§ **Action item**: Check every line of the data and copy the ones where "조회유형별" appears.

Excerpts from an interface dataset

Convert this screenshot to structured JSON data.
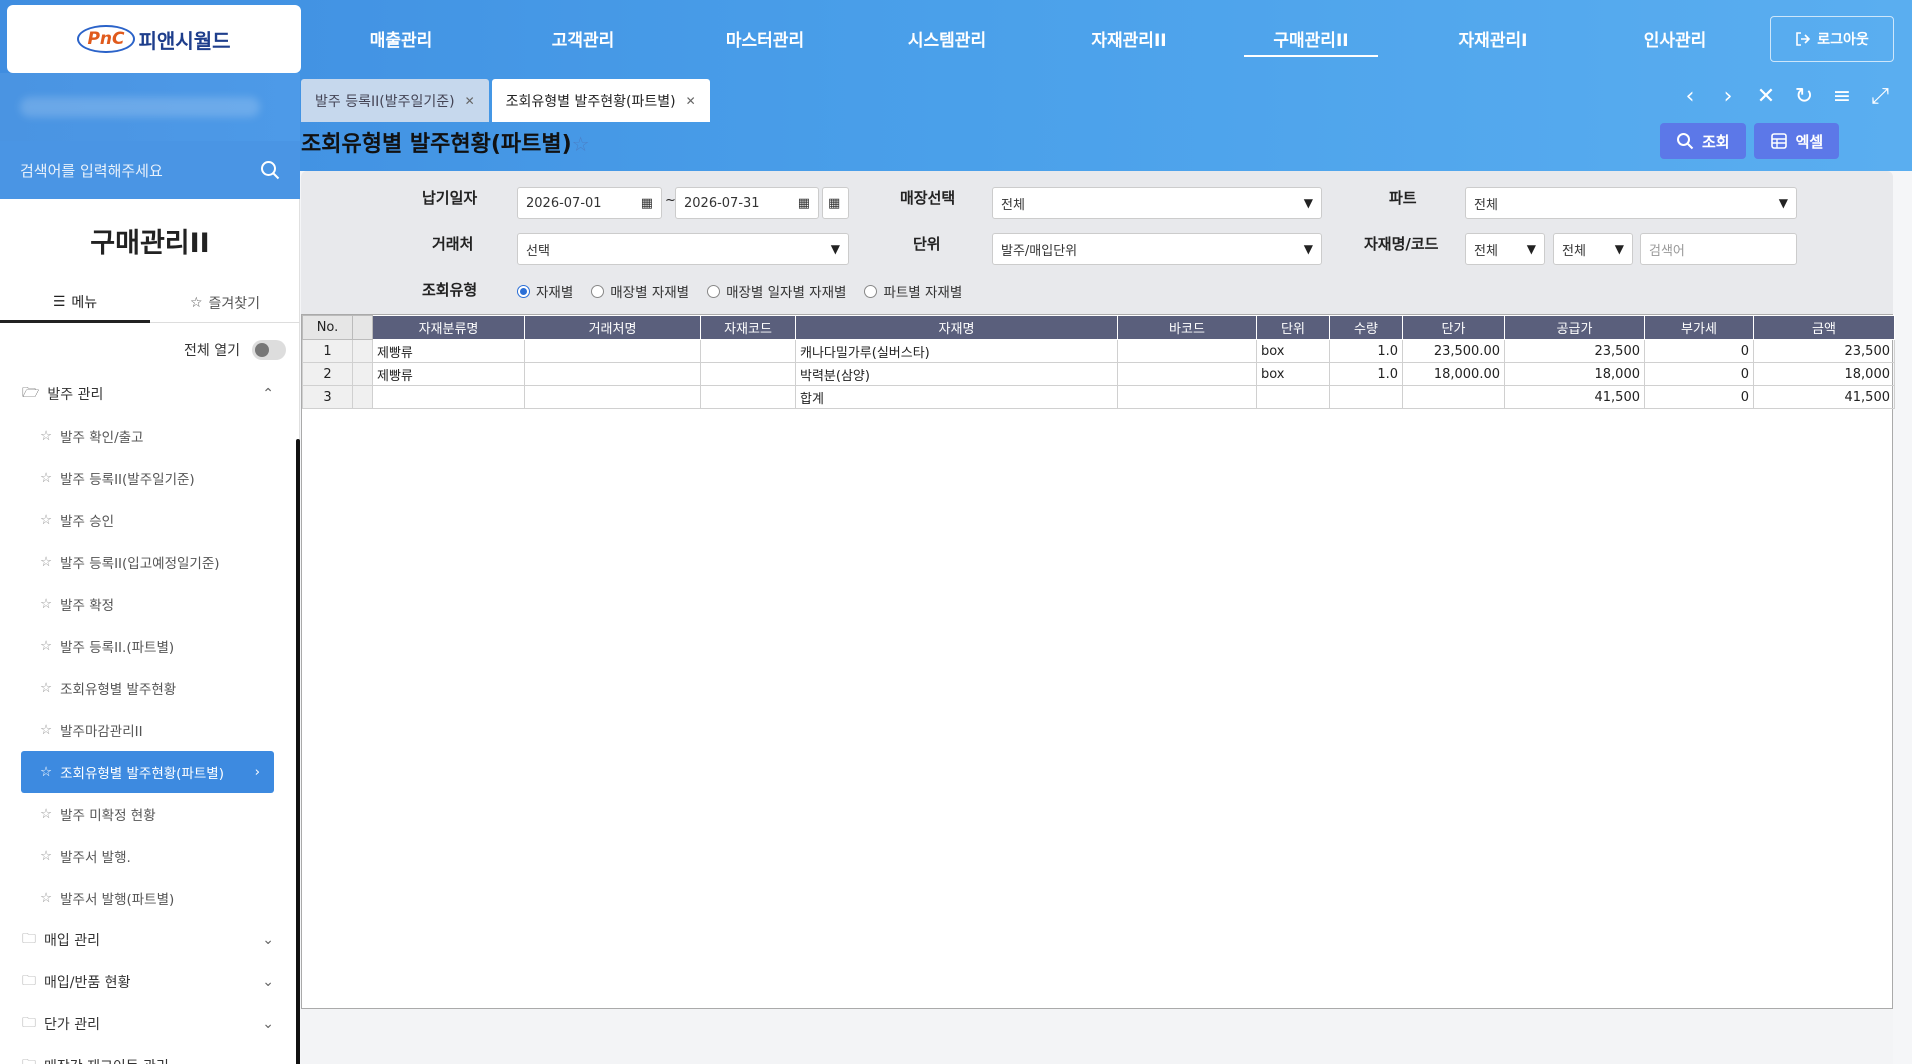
{
  "brand": {
    "mark": "PnC",
    "name": "피앤시월드"
  },
  "topnav": [
    "매출관리",
    "고객관리",
    "마스터관리",
    "시스템관리",
    "자재관리II",
    "구매관리II",
    "자재관리I",
    "인사관리"
  ],
  "topnav_active": 5,
  "logout_label": "로그아웃",
  "sidebar": {
    "search_placeholder": "검색어를 입력해주세요",
    "title": "구매관리II",
    "tab_menu": "메뉴",
    "tab_favorites": "즐겨찾기",
    "expand_all": "전체 열기",
    "group_open": "발주 관리",
    "items": [
      "발주 확인/출고",
      "발주 등록II(발주일기준)",
      "발주 승인",
      "발주 등록II(입고예정일기준)",
      "발주 확정",
      "발주 등록II.(파트별)",
      "조회유형별 발주현황",
      "발주마감관리II",
      "조회유형별 발주현황(파트별)",
      "발주 미확정 현황",
      "발주서 발행.",
      "발주서 발행(파트별)"
    ],
    "active_index": 8,
    "groups_closed": [
      "매입 관리",
      "매입/반품 현황",
      "단가 관리",
      "매장간 재고이동 관리"
    ]
  },
  "tabs": [
    {
      "label": "발주 등록II(발주일기준)",
      "active": false
    },
    {
      "label": "조회유형별 발주현황(파트별)",
      "active": true
    }
  ],
  "page_title": "조회유형별 발주현황(파트별)",
  "actions": {
    "search": "조회",
    "excel": "엑셀"
  },
  "filters": {
    "delivery_date_label": "납기일자",
    "date_from": "2026-07-01",
    "date_to": "2026-07-31",
    "tilde": "~",
    "store_label": "매장선택",
    "store_value": "전체",
    "part_label": "파트",
    "part_value": "전체",
    "vendor_label": "거래처",
    "vendor_value": "선택",
    "unit_label": "단위",
    "unit_value": "발주/매입단위",
    "material_label": "자재명/코드",
    "material_sel1": "전체",
    "material_sel2": "전체",
    "material_placeholder": "검색어",
    "query_type_label": "조회유형",
    "query_types": [
      "자재별",
      "매장별 자재별",
      "매장별 일자별 자재별",
      "파트별 자재별"
    ],
    "query_type_selected": 0
  },
  "grid": {
    "columns": [
      "No.",
      "",
      "자재분류명",
      "거래처명",
      "자재코드",
      "자재명",
      "바코드",
      "단위",
      "수량",
      "단가",
      "공급가",
      "부가세",
      "금액"
    ],
    "rows": [
      [
        "1",
        "",
        "제빵류",
        "",
        "",
        "캐나다밀가루(실버스타)",
        "",
        "box",
        "1.0",
        "23,500.00",
        "23,500",
        "0",
        "23,500"
      ],
      [
        "2",
        "",
        "제빵류",
        "",
        "",
        "박력분(삼양)",
        "",
        "box",
        "1.0",
        "18,000.00",
        "18,000",
        "0",
        "18,000"
      ],
      [
        "3",
        "",
        "",
        "",
        "",
        "합계",
        "",
        "",
        "",
        "",
        "41,500",
        "0",
        "41,500"
      ]
    ]
  }
}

§ **Solution for this problem**:
      "조회유형별 발주현황",
      "조회유형별 발주현황(파트별)",
      "label": "조회유형별 발주현황(파트별)",
  "page_title": "조회유형별 발주현황(파트별)",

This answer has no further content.